Unlike many of my readers (I suspect) I don’t like visiting gardens. Not usually. I like poking around in ditches and hedges. I value surprises above choice; nature when left to its own devices rather than careful planning. So what on earth am I doing liking this book? Even the wild-plant meadows in it have been put there on purpose by enthusiastic gardeners and enthusiastic owners.
|Stephanie Richards of Eastleach House, Eastleach. (p.79)|
The other reason I was more open to this book than usual is that I recently visited the National Trust gardens at Kingston Lacy in Dorset. I didn’t expect much to like it. It was there so I went.

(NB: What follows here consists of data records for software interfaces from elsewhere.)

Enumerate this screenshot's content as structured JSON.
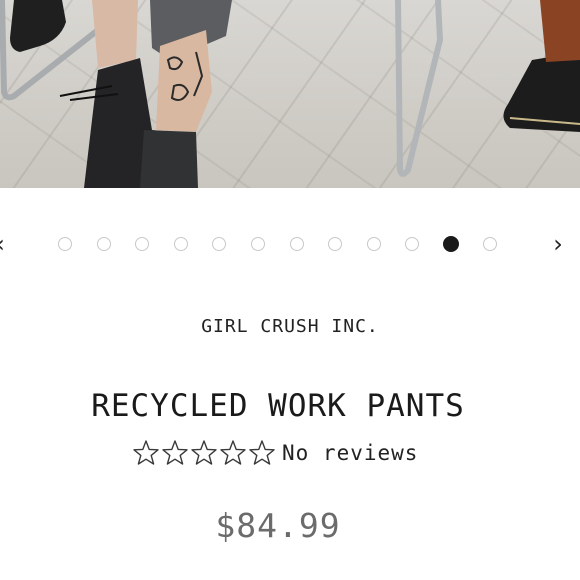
{
  "product_image": {
    "alt": "Person wearing recycled work pants and black boots seated on chairs"
  },
  "carousel": {
    "prev_icon": "chevron-left-icon",
    "next_icon": "chevron-right-icon",
    "prev_glyph": "‹",
    "next_glyph": "›",
    "slide_count": 12,
    "active_index": 10
  },
  "product": {
    "brand": "GIRL CRUSH INC.",
    "title": "RECYCLED WORK PANTS",
    "rating": {
      "stars": 0,
      "max": 5,
      "label": "No reviews"
    },
    "price": "$84.99"
  },
  "colors": {
    "active_dot": "#1a1a1a",
    "inactive_dot_border": "#c9c9c9",
    "price": "#6b6b6b"
  }
}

|p.48 Chapter on Colesbourne Park, Colesbourne|
|Not Kingston Lacy but p.71 in the book: The Orangery at Daylesford Houses, Kingham.|
|p.63: in the chapter about|
The Cotswold Wildlife Park, Burford
Now, the gardens in Victoria’s book (apart from one with a zoo) are not the kind you can pay to see on a regular basis – if ever. They are privately owned and privately cared for. That’s what’s secret about them. Nor are they of the Frances Hodgeson-Burnett kind - wild and neglected places behind walls with locked gates. They are gardens lovingly tended by the people who live there and their gardeners. For these are ‘posh’ gardens. Gardens owned by wealthy people who can afford ‘staff’. People from another world than mine. - If I were rich and had a big garden maybe I wouldn’t be as struck as I am by ditches and hedgerows!
There are outbursts of topiary (disgustingly ugly in my eyes). And there are knot gardens of box (elegant and entrancing from my inconsistent view).
|Antony Gormley sculpture - p.41|
Burford Priory, Burford
But for the most part - sometimes despite the artifice and sometimes because of it - these gardens have an air of spontaneity. Not that this feeling of nature itself being the artist really comes from nature; it comes from effort and wealth and a sense of time. And you need to know time to create gardens like these. (And money!) You sort of have to know where you’ve come from and what a tree looks like when it is old to make them this way. I don’t know what I should do with my left-wing principles here so I’ll put them temporarily aside. But the people, the history behind these gardens, is why the text is important. This isn’t a picture book with text thrown in. The text is engaging. It’s well written. It’s interesting. It’s the basis of the book.
|Pergola path. p.83|
Eastleach House, Eastleach
Oh, just go and buy it.
It’s published by Frances Lincoln, costs £20 and its ISBN number is 978 7112 3527 4. No excuse!
P.S. The publishers sent me this book absolutely ages ago (January).
Apologies for the delay.
But better a late review than never.